- Exercise
In the data below, locate each line with the word "Pública" and list it.

- Input for this task

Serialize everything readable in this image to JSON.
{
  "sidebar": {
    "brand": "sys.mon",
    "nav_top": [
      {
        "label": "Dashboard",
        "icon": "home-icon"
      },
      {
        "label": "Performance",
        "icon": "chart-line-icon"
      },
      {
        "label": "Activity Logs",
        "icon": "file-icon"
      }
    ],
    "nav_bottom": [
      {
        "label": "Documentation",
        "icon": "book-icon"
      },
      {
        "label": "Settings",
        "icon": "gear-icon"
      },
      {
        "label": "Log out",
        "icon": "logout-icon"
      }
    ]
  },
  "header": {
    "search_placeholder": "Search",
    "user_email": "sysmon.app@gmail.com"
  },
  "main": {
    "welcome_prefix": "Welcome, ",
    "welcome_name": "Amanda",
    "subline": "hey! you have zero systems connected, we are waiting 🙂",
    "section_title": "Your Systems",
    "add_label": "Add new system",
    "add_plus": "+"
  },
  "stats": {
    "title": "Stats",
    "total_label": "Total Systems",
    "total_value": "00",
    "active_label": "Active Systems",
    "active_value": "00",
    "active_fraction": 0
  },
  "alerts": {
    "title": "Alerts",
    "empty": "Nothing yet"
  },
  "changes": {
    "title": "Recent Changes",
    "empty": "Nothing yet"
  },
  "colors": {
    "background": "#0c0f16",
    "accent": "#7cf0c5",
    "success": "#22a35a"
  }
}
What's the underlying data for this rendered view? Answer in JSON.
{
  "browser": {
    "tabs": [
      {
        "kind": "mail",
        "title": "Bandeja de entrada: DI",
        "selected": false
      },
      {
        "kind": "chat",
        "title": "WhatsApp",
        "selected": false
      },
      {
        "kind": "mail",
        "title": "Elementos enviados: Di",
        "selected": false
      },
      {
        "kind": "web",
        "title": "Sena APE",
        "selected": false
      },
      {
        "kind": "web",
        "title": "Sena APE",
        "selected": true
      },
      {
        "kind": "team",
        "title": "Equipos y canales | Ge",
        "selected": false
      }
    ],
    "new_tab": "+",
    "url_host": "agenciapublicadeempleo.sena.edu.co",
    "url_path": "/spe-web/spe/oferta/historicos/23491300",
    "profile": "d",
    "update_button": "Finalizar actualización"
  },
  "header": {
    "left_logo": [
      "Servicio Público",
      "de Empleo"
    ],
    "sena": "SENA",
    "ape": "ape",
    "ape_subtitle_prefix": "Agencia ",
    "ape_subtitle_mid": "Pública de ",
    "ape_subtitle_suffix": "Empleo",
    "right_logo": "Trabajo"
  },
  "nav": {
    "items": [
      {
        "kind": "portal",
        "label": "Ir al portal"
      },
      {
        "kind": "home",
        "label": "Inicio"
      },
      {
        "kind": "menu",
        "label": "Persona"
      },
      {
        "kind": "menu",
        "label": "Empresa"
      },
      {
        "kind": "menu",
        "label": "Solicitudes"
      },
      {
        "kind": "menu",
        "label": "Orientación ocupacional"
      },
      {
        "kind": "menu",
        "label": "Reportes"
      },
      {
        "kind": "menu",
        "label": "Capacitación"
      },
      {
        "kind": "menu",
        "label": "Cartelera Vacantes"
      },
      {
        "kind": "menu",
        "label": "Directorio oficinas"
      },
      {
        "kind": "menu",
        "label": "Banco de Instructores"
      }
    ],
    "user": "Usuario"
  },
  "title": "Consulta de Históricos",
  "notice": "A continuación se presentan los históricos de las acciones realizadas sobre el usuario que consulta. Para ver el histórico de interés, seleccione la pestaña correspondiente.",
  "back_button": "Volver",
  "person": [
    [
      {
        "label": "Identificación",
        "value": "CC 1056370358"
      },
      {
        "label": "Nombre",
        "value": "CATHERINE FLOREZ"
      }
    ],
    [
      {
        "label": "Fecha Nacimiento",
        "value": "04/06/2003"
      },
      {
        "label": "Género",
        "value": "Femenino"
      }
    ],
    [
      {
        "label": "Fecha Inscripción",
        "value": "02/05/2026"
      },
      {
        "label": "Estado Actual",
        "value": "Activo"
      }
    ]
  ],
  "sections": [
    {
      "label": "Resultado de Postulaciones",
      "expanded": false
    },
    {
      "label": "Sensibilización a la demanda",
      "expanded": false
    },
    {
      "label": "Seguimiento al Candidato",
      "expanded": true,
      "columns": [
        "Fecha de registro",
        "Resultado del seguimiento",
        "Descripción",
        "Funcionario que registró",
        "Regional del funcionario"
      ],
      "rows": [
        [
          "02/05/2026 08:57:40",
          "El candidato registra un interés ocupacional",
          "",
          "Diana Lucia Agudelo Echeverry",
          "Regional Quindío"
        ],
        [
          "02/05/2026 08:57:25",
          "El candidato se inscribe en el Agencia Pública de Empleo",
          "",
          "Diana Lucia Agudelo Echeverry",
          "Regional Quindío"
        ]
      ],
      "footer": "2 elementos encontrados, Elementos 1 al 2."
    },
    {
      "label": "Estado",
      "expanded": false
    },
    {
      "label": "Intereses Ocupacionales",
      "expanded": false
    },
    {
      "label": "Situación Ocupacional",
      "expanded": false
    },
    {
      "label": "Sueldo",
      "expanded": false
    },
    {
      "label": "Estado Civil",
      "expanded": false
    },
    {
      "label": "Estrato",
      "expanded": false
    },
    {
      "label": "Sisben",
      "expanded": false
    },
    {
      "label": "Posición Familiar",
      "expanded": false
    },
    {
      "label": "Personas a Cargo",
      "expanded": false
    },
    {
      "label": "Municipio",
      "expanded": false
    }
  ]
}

- Output for this task
    "ape_subtitle_mid": "Pública de ",
          "El candidato se inscribe en el Agencia Pública de Empleo",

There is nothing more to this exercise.